Examples abound. After the fall of the Soviet Union, Russian currency began a period of instability (from which it has not fully recovered). Inflation was very high indeed. But an odd phenomenon occurred on the streets of Moscow, and other cities. People needed a buffer from the devastating spiral, and they implemented a sort of grassroots monetary policy. Rubles started being worth more when people used them to buy bread than they were when people used them to buy mink coats. The currency's value began to stretch -- based on the survival value of the items being bought!
I find more and more opportunities for labor-barter. A pair of our neighbors live in a house they built themselves, quite similar in design to the house I am planning to build. Think of the grief I could avoid by simply picking their brains about all the right questions to ask, and all the things they see clearly in hindsight! Is that not a valuable consulting service? I walked all around, under and over their house, tape measure in hand, asking every question I could think of. Their house is raised on a rather high foundation of pressure-treated posts -- high enough for extensive storage underneath, and also, alas, for a bit of vibration inside. To demonstrate this, she suggested he turn the washing machine, which lived upstairs, on the spin cycle -- and we experienced a gentle swishing vibration, just enough to faintly disturb the end of a three-foot radio antenna. I allowed as how I could live with that.
These neighbors, meanwhile, have just packed off their daughter to her first year away at college. They would dearly love to communicate with her via this great new thing called "email", if only they could figure out how. How much would it cost, on the anonymous market, to get a consultant in to set that up? On an hourly basis? How much equipment would they have to buy? But I said I'd gladly go down there and set it up. (It turns out that they own an Apple IIc -- rather old, but still serviceable for email, I believe. If anyone out there can give me a lead on communications software for that machine, please join the friendly exchange network, and drop me a note!)
I recall learning the theoretical point in economics about how the value of a thing equals the amount of labor that is saved by having the thing. I remember turning that over and over in my head, trying to make sense of it. The principle seems hard to grasp -- until one sees it demonstrated.
Why is it, I wonder, that friendly exchanges of this sort seem identified with folksy country living -- unheard of in the big tough city? That isn't entirely true, of course. People in cities do help each other out (despite stereotypes) and good, sensible barter exchanges do take place. However, I do think it's fair to say that city dwellers have more of a tendency to think in terms of billable hours and opportunity costs -- and I think I know why.
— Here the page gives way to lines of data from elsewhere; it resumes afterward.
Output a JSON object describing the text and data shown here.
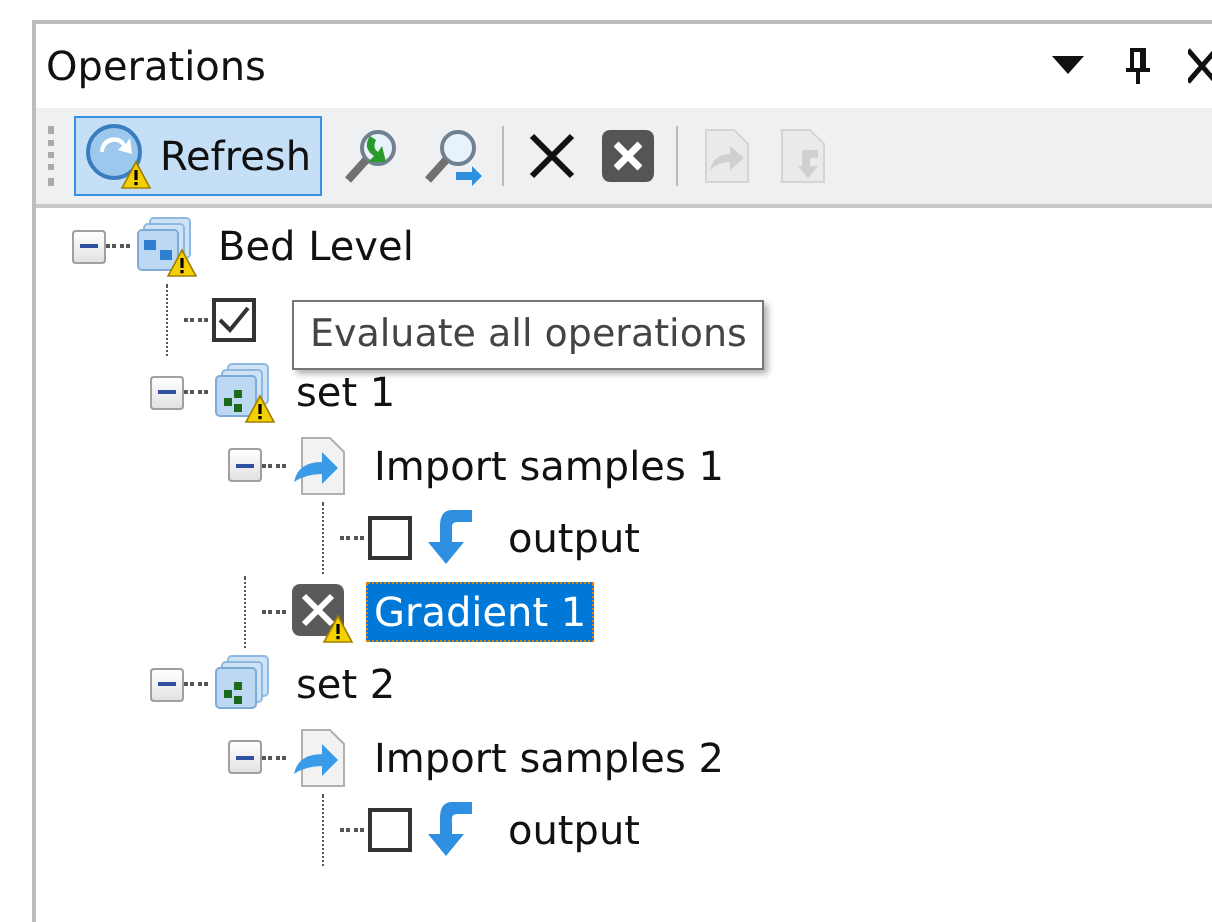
{
  "panel": {
    "title": "Operations"
  },
  "toolbar": [
    {
      "kind": "refresh",
      "label": "Refresh",
      "selected": true,
      "disabled": false
    },
    {
      "kind": "find-next",
      "disabled": false
    },
    {
      "kind": "find-prev",
      "disabled": false
    },
    {
      "kind": "separator"
    },
    {
      "kind": "delete",
      "disabled": false
    },
    {
      "kind": "cancel",
      "disabled": false
    },
    {
      "kind": "separator"
    },
    {
      "kind": "export",
      "disabled": true
    },
    {
      "kind": "import",
      "disabled": true
    }
  ],
  "tree": [
    {
      "kind": "group",
      "label": "Bed Level",
      "warning": true,
      "expanded": true,
      "selected": false,
      "children": [
        {
          "kind": "check",
          "checked": true
        },
        {
          "kind": "set",
          "label": "set 1",
          "warning": true,
          "expanded": true,
          "selected": false,
          "children": [
            {
              "kind": "import",
              "label": "Import samples 1",
              "warning": false,
              "expanded": true,
              "selected": false,
              "children": [
                {
                  "kind": "output",
                  "label": "output",
                  "checked": false,
                  "selected": false
                }
              ]
            },
            {
              "kind": "operation",
              "label": "Gradient 1",
              "warning": true,
              "selected": true
            }
          ]
        },
        {
          "kind": "set",
          "label": "set 2",
          "warning": false,
          "expanded": true,
          "selected": false,
          "children": [
            {
              "kind": "import",
              "label": "Import samples 2",
              "warning": false,
              "expanded": true,
              "selected": false,
              "children": [
                {
                  "kind": "output",
                  "label": "output",
                  "checked": false,
                  "selected": false
                }
              ]
            }
          ]
        }
      ]
    }
  ],
  "tooltip": {
    "text": "Evaluate all operations"
  }
}
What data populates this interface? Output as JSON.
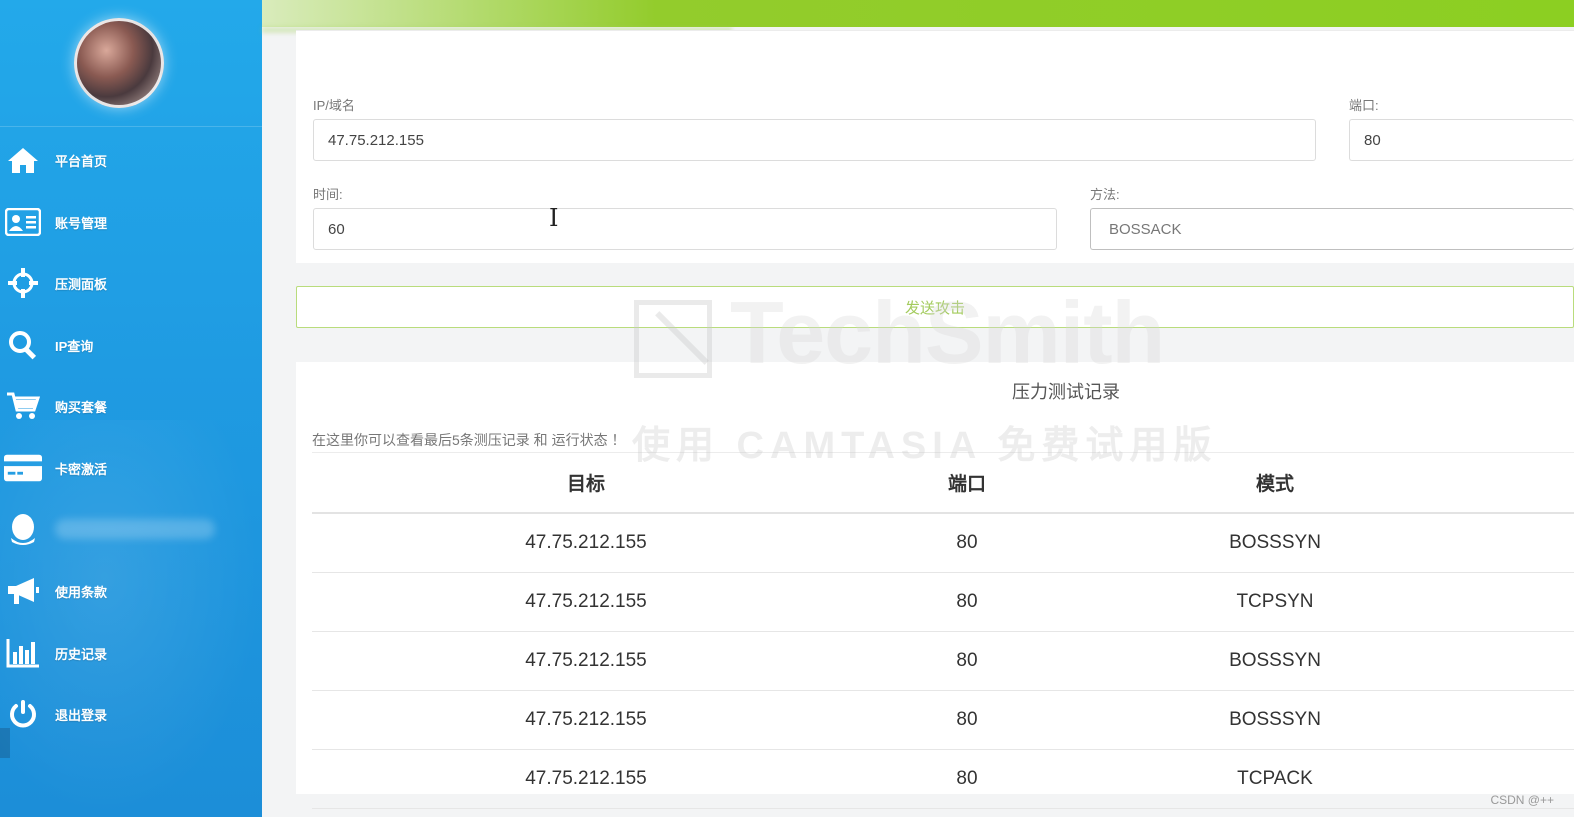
{
  "sidebar": {
    "items": [
      {
        "label": "平台首页",
        "icon": "home-icon"
      },
      {
        "label": "账号管理",
        "icon": "id-card-icon"
      },
      {
        "label": "压测面板",
        "icon": "crosshair-icon"
      },
      {
        "label": "IP查询",
        "icon": "search-icon"
      },
      {
        "label": "购买套餐",
        "icon": "cart-icon"
      },
      {
        "label": "卡密激活",
        "icon": "credit-card-icon"
      },
      {
        "label": "",
        "icon": "qq-icon"
      },
      {
        "label": "使用条款",
        "icon": "megaphone-icon"
      },
      {
        "label": "历史记录",
        "icon": "bar-chart-icon"
      },
      {
        "label": "退出登录",
        "icon": "power-icon"
      }
    ]
  },
  "form": {
    "ip_label": "IP/域名",
    "ip_value": "47.75.212.155",
    "port_label": "端口:",
    "port_value": "80",
    "time_label": "时间:",
    "time_value": "60",
    "method_label": "方法:",
    "method_value": "BOSSACK",
    "submit_label": "发送攻击"
  },
  "records": {
    "title": "压力测试记录",
    "subtitle": "在这里你可以查看最后5条测压记录 和 运行状态 ！",
    "columns": [
      "目标",
      "端口",
      "模式"
    ],
    "rows": [
      [
        "47.75.212.155",
        "80",
        "BOSSSYN"
      ],
      [
        "47.75.212.155",
        "80",
        "TCPSYN"
      ],
      [
        "47.75.212.155",
        "80",
        "BOSSSYN"
      ],
      [
        "47.75.212.155",
        "80",
        "BOSSSYN"
      ],
      [
        "47.75.212.155",
        "80",
        "TCPACK"
      ]
    ]
  },
  "watermark": {
    "brand": "TechSmith",
    "subtitle": "使用 CAMTASIA 免费试用版"
  },
  "footer": {
    "csdn": "CSDN @++"
  },
  "colors": {
    "sidebar": "#1f9be2",
    "topbar": "#8ccf22",
    "button_border": "#b9dc7c"
  }
}
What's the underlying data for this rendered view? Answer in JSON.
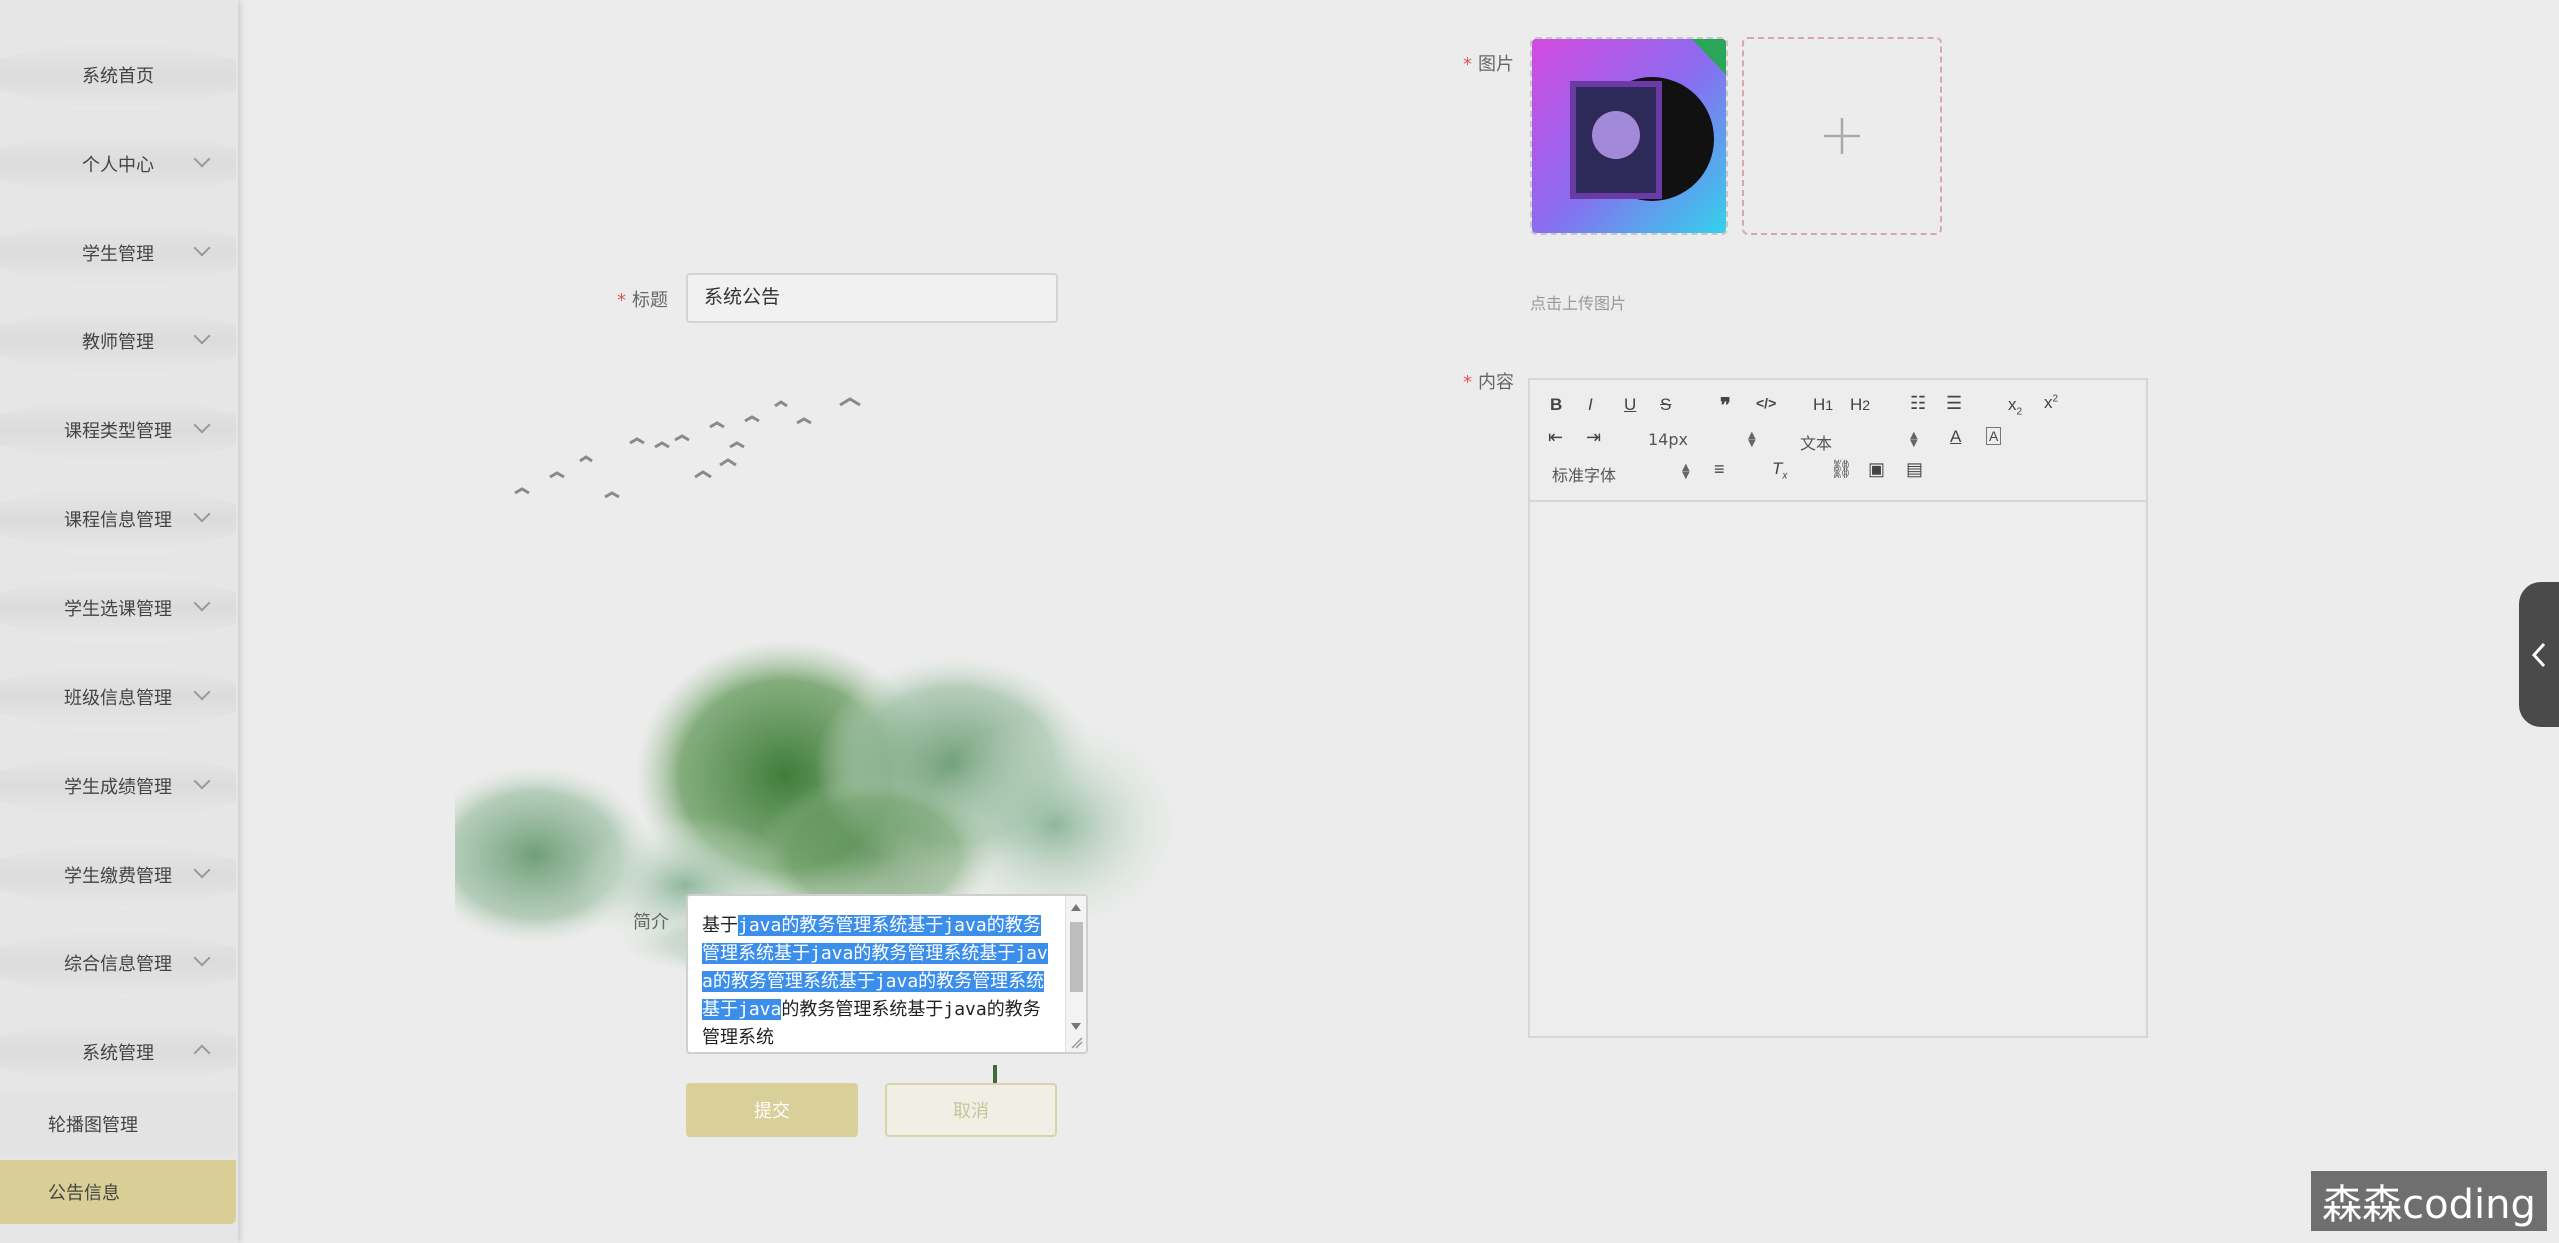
{
  "sidebar": {
    "items": [
      {
        "label": "系统首页",
        "has_chevron": false
      },
      {
        "label": "个人中心",
        "has_chevron": true
      },
      {
        "label": "学生管理",
        "has_chevron": true
      },
      {
        "label": "教师管理",
        "has_chevron": true
      },
      {
        "label": "课程类型管理",
        "has_chevron": true
      },
      {
        "label": "课程信息管理",
        "has_chevron": true
      },
      {
        "label": "学生选课管理",
        "has_chevron": true
      },
      {
        "label": "班级信息管理",
        "has_chevron": true
      },
      {
        "label": "学生成绩管理",
        "has_chevron": true
      },
      {
        "label": "学生缴费管理",
        "has_chevron": true
      },
      {
        "label": "综合信息管理",
        "has_chevron": true
      },
      {
        "label": "系统管理",
        "has_chevron": true,
        "expanded": true
      }
    ],
    "sub_items": [
      {
        "label": "轮播图管理",
        "active": false
      },
      {
        "label": "公告信息",
        "active": true
      }
    ],
    "active_color": "#d9cf96"
  },
  "form": {
    "title_label": "标题",
    "title_value": "系统公告",
    "intro_label": "简介",
    "intro_text": {
      "before": "基于",
      "selected": "java的教务管理系统基于java的教务管理系统基于java的教务管理系统基于java的教务管理系统基于java的教务管理系统基于java",
      "after": "的教务管理系统基于java的教务管理系统"
    },
    "image_label": "图片",
    "upload_hint": "点击上传图片",
    "content_label": "内容",
    "submit_label": "提交",
    "cancel_label": "取消"
  },
  "editor": {
    "font_size": "14px",
    "text_style": "文本",
    "font_family": "标准字体"
  },
  "colors": {
    "accent": "#d8cf99",
    "required": "#e05555",
    "selection": "#3b8eea"
  },
  "watermark": "森森coding"
}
It's because the cost of living is higher, in cities -- and I mean that in the most literal way. The amount of wealth that must be exchanged for access to the earth, which we all need to live - - the rent, in other words, the cost of one's right to live -- is higher there. High rents force city dwellers to place a higher priority on efficiency. In the country, closer to the margin, it takes more labor to make a living -- but our right to live costs less. That gives us the luxury of being able to place more emphasis on the quality of the transactions themselves. Economic relations, then, become less like cold, anonymous business and more a part of daily life, friendship and fun.
No, it's not always so idyllic, of course. This, like every fact in economics, is a matter of tendency and degree. I am very glad, though, for the opportunity to exchange expertise, and green chile peppers, with neighbors. And I think that a wider awareness of such pleasures might just lead people to seek ways to lower the cost of their right to live.
October 29, 1997
Back to The Progress Report